* **Required action**: The whole listing is to be repeated exactly. Add nothing.
▽
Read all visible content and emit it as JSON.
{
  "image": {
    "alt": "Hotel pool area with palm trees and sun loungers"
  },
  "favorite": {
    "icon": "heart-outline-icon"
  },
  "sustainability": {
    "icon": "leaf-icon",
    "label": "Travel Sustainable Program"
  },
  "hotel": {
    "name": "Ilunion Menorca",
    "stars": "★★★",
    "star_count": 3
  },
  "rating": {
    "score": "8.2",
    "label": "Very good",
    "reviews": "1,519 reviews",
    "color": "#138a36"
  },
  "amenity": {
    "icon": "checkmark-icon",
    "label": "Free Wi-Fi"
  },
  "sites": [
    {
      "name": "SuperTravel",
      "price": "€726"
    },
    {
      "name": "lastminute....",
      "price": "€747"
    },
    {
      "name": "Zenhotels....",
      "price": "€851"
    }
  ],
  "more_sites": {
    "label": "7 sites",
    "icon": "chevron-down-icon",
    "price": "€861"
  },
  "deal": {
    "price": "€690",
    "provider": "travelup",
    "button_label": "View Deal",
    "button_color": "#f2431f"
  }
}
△
* **Task output**:
Read all visible content and emit it as JSON.
{
  "image": {
    "alt": "Hotel pool area with palm trees and sun loungers"
  },
  "favorite": {
    "icon": "heart-outline-icon"
  },
  "sustainability": {
    "icon": "leaf-icon",
    "label": "Travel Sustainable Program"
  },
  "hotel": {
    "name": "Ilunion Menorca",
    "stars": "★★★",
    "star_count": 3
  },
  "rating": {
    "score": "8.2",
    "label": "Very good",
    "reviews": "1,519 reviews",
    "color": "#138a36"
  },
  "amenity": {
    "icon": "checkmark-icon",
    "label": "Free Wi-Fi"
  },
  "sites": [
    {
      "name": "SuperTravel",
      "price": "€726"
    },
    {
      "name": "lastminute....",
      "price": "€747"
    },
    {
      "name": "Zenhotels....",
      "price": "€851"
    }
  ],
  "more_sites": {
    "label": "7 sites",
    "icon": "chevron-down-icon",
    "price": "€861"
  },
  "deal": {
    "price": "€690",
    "provider": "travelup",
    "button_label": "View Deal",
    "button_color": "#f2431f"
  }
}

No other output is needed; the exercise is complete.